KERRE DOUBLES DOWN ON HER EFFORTS TO LEARN TO SPEAK MA¯ORI
Acouple of years ago, I signed up for a course in te reo Ma¯ori at Auckland University of Technology. It was something I’d wanted to do for a very long time. I love languages and why wouldn’t I want to learn the unique language of my own country?
A lot of other Kiwis, from every background and every ethnicity, felt the same way. I couldn’t get into my first or second choice of class, as they were oversubscribed, but I eventually managed to find a seat at a night-time class and thoroughly enjoyed my first semester.
However, learning anything new when you’re older is jolly hard work. And it’s also jolly hard work when you don’t do the work that’s required. Despite being told by my tutor that we’d have to do half an hour’s homework every day, I procrastinated and put it off, and thought I could make up for missing a day by doing an hour and a half the next.
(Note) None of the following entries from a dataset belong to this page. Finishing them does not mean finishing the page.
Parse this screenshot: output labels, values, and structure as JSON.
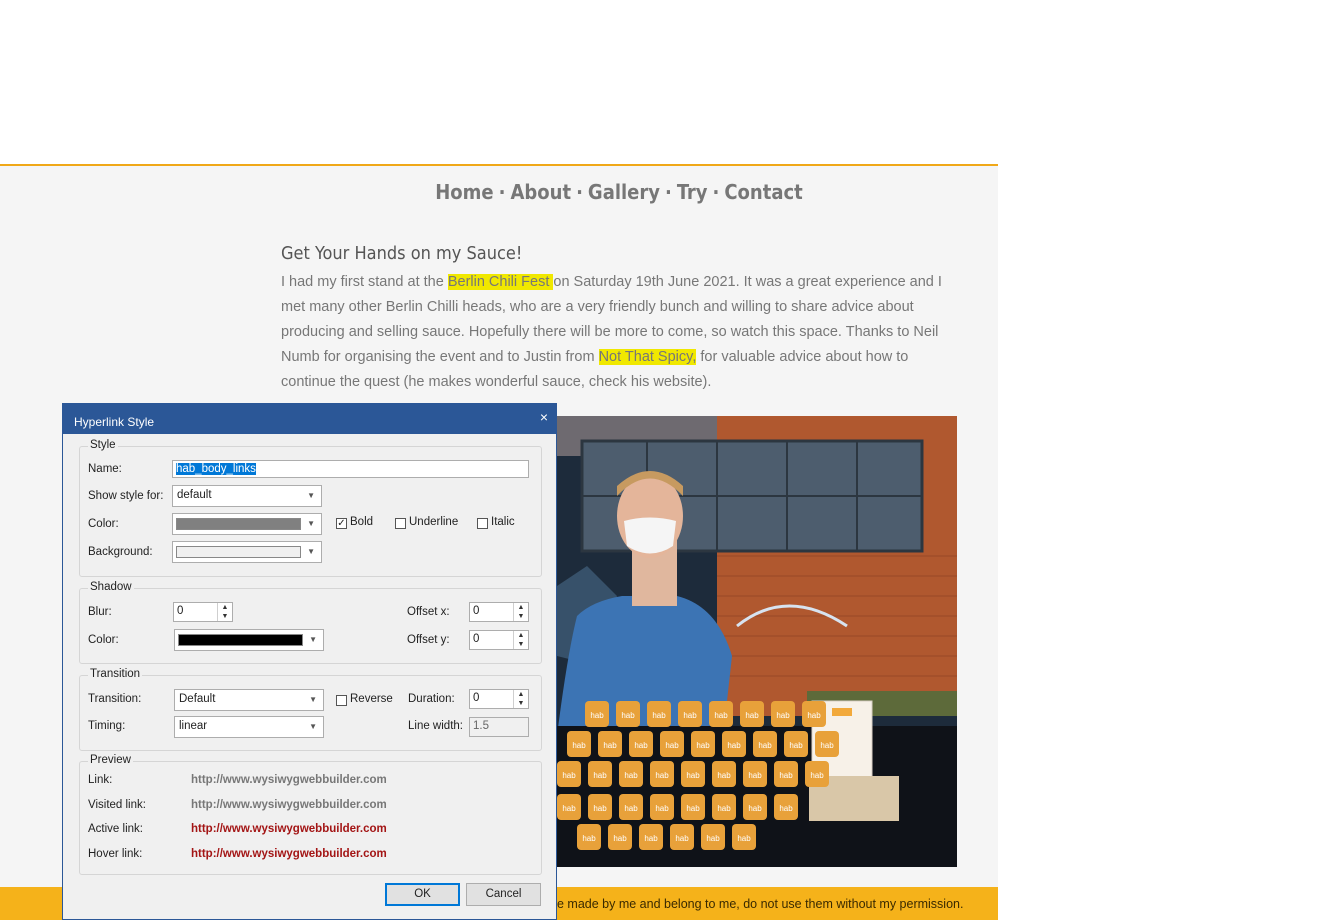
{
  "site": {
    "nav": [
      "Home",
      "About",
      "Gallery",
      "Try",
      "Contact"
    ],
    "separator": "·",
    "heading": "Get Your Hands on my Sauce!",
    "para": {
      "p1": "I had my first stand at the ",
      "link1": "Berlin Chili Fest ",
      "p2": "on Saturday 19th June 2021.  It was a great experience and I met many other Berlin Chilli heads, who are a very friendly bunch and willing to share advice about producing and selling sauce. Hopefully there will be more to come, so watch this space. Thanks to Neil Numb for organising the event and to Justin from ",
      "link2": "Not That Spicy,",
      "p3": " for valuable advice about how to continue the quest (he makes wonderful sauce, check his website)."
    },
    "jar_label": "hab",
    "footer": "e made by me and belong to me, do not use them without my permission."
  },
  "dialog": {
    "title": "Hyperlink Style",
    "close": "×",
    "style_group": "Style",
    "name_label": "Name:",
    "name_value": "hab_body_links",
    "show_style_label": "Show style for:",
    "show_style_value": "default",
    "color_label": "Color:",
    "bold_label": "Bold",
    "underline_label": "Underline",
    "italic_label": "Italic",
    "background_label": "Background:",
    "shadow_group": "Shadow",
    "blur_label": "Blur:",
    "blur_value": "0",
    "shadow_color_label": "Color:",
    "offset_x_label": "Offset x:",
    "offset_x_value": "0",
    "offset_y_label": "Offset y:",
    "offset_y_value": "0",
    "transition_group": "Transition",
    "transition_label": "Transition:",
    "transition_value": "Default",
    "reverse_label": "Reverse",
    "duration_label": "Duration:",
    "duration_value": "0",
    "timing_label": "Timing:",
    "timing_value": "linear",
    "line_width_label": "Line width:",
    "line_width_value": "1.5",
    "preview_group": "Preview",
    "link_label": "Link:",
    "visited_label": "Visited link:",
    "active_label": "Active link:",
    "hover_label": "Hover link:",
    "preview_url": "http://www.wysiwygwebbuilder.com",
    "ok": "OK",
    "cancel": "Cancel"
  },
  "colors": {
    "accent": "#f0a818",
    "highlight": "#f0e800",
    "dialog_title": "#2b5797",
    "link_normal": "#777777",
    "link_active": "#a31515"
  }
}
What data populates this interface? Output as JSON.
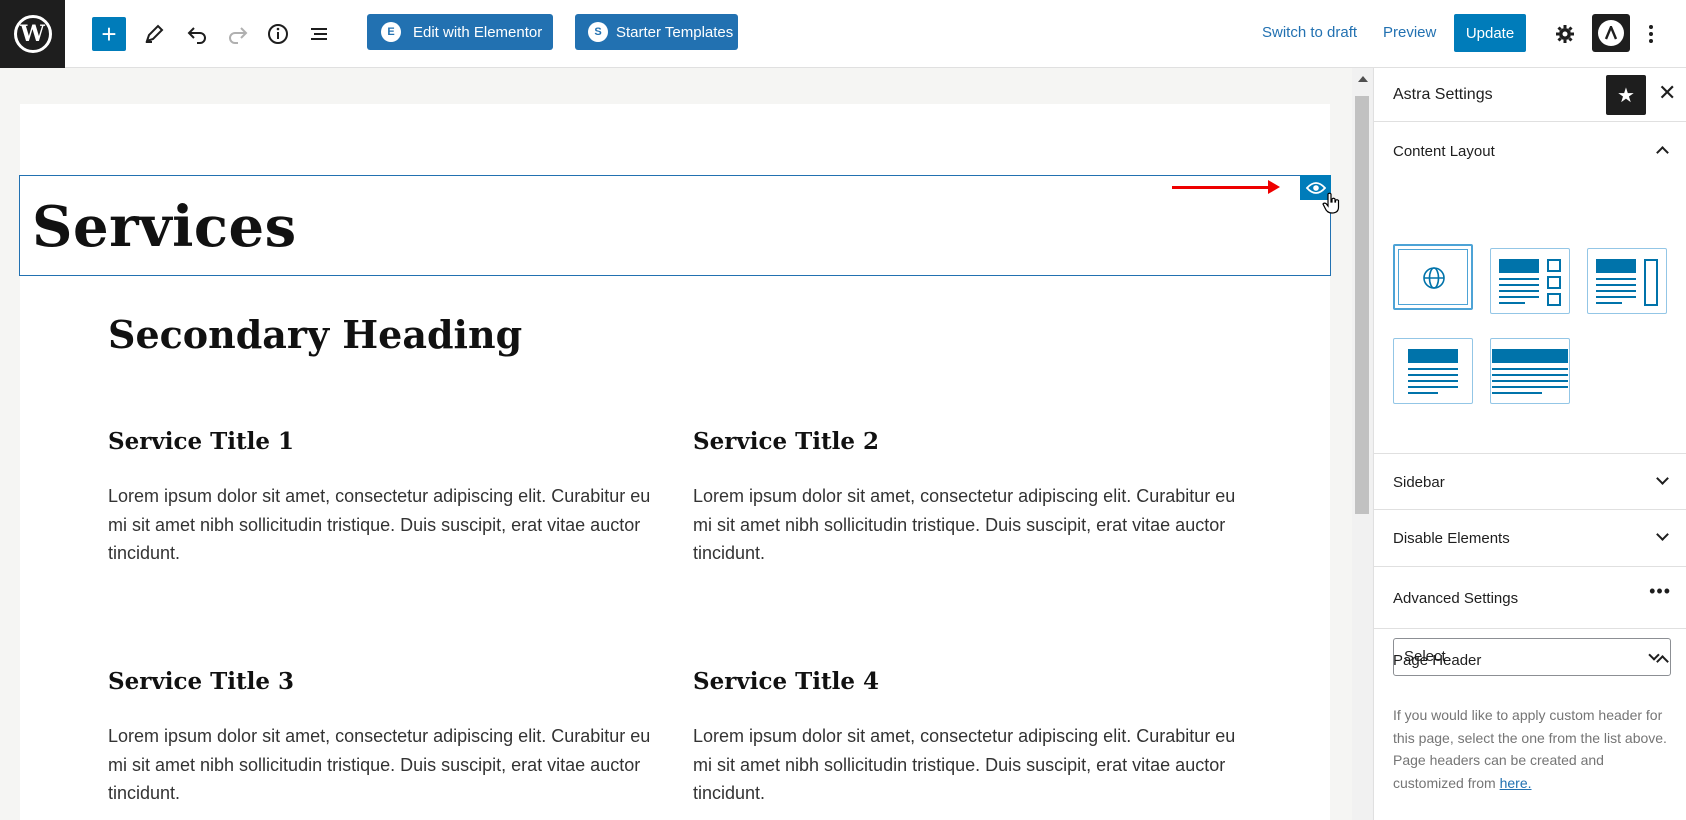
{
  "toolbar": {
    "edit_elementor_label": "Edit with Elementor",
    "elementor_icon_glyph": "E",
    "starter_templates_label": "Starter Templates",
    "starter_icon_glyph": "S",
    "switch_to_draft_label": "Switch to draft",
    "preview_label": "Preview",
    "update_label": "Update",
    "icons": [
      "wordpress-logo",
      "add-block-icon",
      "pencil-icon",
      "undo-icon",
      "redo-icon",
      "info-icon",
      "list-view-icon",
      "gear-icon",
      "astra-icon",
      "more-vertical-icon"
    ]
  },
  "editor": {
    "page_title": "Services",
    "secondary_heading": "Secondary Heading",
    "services": [
      {
        "title": "Service Title 1",
        "text": "Lorem ipsum dolor sit amet, consectetur adipiscing elit. Curabitur eu mi sit amet nibh sollicitudin tristique. Duis suscipit, erat vitae auctor tincidunt."
      },
      {
        "title": "Service Title 2",
        "text": "Lorem ipsum dolor sit amet, consectetur adipiscing elit. Curabitur eu mi sit amet nibh sollicitudin tristique. Duis suscipit, erat vitae auctor tincidunt."
      },
      {
        "title": "Service Title 3",
        "text": "Lorem ipsum dolor sit amet, consectetur adipiscing elit. Curabitur eu mi sit amet nibh sollicitudin tristique. Duis suscipit, erat vitae auctor tincidunt."
      },
      {
        "title": "Service Title 4",
        "text": "Lorem ipsum dolor sit amet, consectetur adipiscing elit. Curabitur eu mi sit amet nibh sollicitudin tristique. Duis suscipit, erat vitae auctor tincidunt."
      }
    ]
  },
  "sidebar": {
    "title": "Astra Settings",
    "content_layout_label": "Content Layout",
    "sidebar_label": "Sidebar",
    "disable_elements_label": "Disable Elements",
    "advanced_settings_label": "Advanced Settings",
    "page_header_label": "Page Header",
    "page_header_select_value": "Select",
    "help_text": "If you would like to apply custom header for this page, select the one from the list above. Page headers can be created and customized from",
    "help_link": "here."
  },
  "colors": {
    "accent": "#007cba",
    "dark": "#1e1e1e",
    "annotation_arrow": "#e00000"
  }
}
But with a language, you simply can’t do that and expect to retain the knowledge.
Although I passed the exams, and was clear to move on to Level 2, I knew in my heart I needed to go back and re-learn what I’d been taught until my foundation was solid enough for more. Every time
I’d attend a function and hear people – Maori,¯ Pakeha, Indian and South African – offer a formal greeting in te reo, I’d vow to hit the books again. When then-Prime Minister Bill English spoke in fluent Ma¯ ori at a Waitangi Day ceremony I was at, I kicked myself for not trying harder. For heaven’s sake, if a farming boy from
Dipton can make the effort, a girl who grew up in Tokoroa and Turangi should be able to rattle off a few words confidently.
This year, a mate of mine and I decided we’d be our own teachers. He’d attended the same AUT course as me, but a different year. Like me, he hadn’t kept up the revision and like me, he wanted to shore up the basics so he could move on.
We picked up Ma¯ori Made Easy by Scotty Morrison. Scotty and his wife Stacey are mutual friends and his book is a great tool for learning the language. Scotty says you need to spend just 15 minutes a day learning vocabulary and how to construct sentences, and then you’ll be away. So we have been poring over the books and testing each other, and slowly but surely we’re getting there.
I attended a fundraiser for InZone Education Foundation recently, a charity that provides homes for young Ma¯ori and Pacifika youth to live in while they attend Auckland Grammar or Epsom Girls’ Grammar – schools they would not otherwise be zoned for. The young man who spoke on his peers’ behalf was articulate in both Ma¯ori and English and was a brilliant representative for the charity.
It’s a great idea – there is a strong focus on the Ma¯ori and Christian kaupapa, and while there are high expectations of the students, there is wrap-around support to help them meet their potential. I got goose bumps listening to the haka and waiata of the students and that gave me extra motivation to put in the work to become not just fluent in te reo, but also be comfortable with the culture.
And then along came Prince Harry.
The Duke of Sussex knocked it out of the park when he visited Rotorua on his recent tour. He knew the protocol, he used te reo and pronounced it correctly and not only was he able to lead off the singing of Te Aroha, but he was also word perfect. It was chastening. Yes, I’m busy, but not as busy as the Duke of Sussex. If he can find the time and the effort to be comfortable using Ma¯ori, then I can too.
So when I go to London, I’m going to take Scotty’s book and keep learning. And I’ll take a few books for my grandson in te reo too. And hopefully instil in Bart, when he sees his grandmother studying, that learning is a lifetime journey.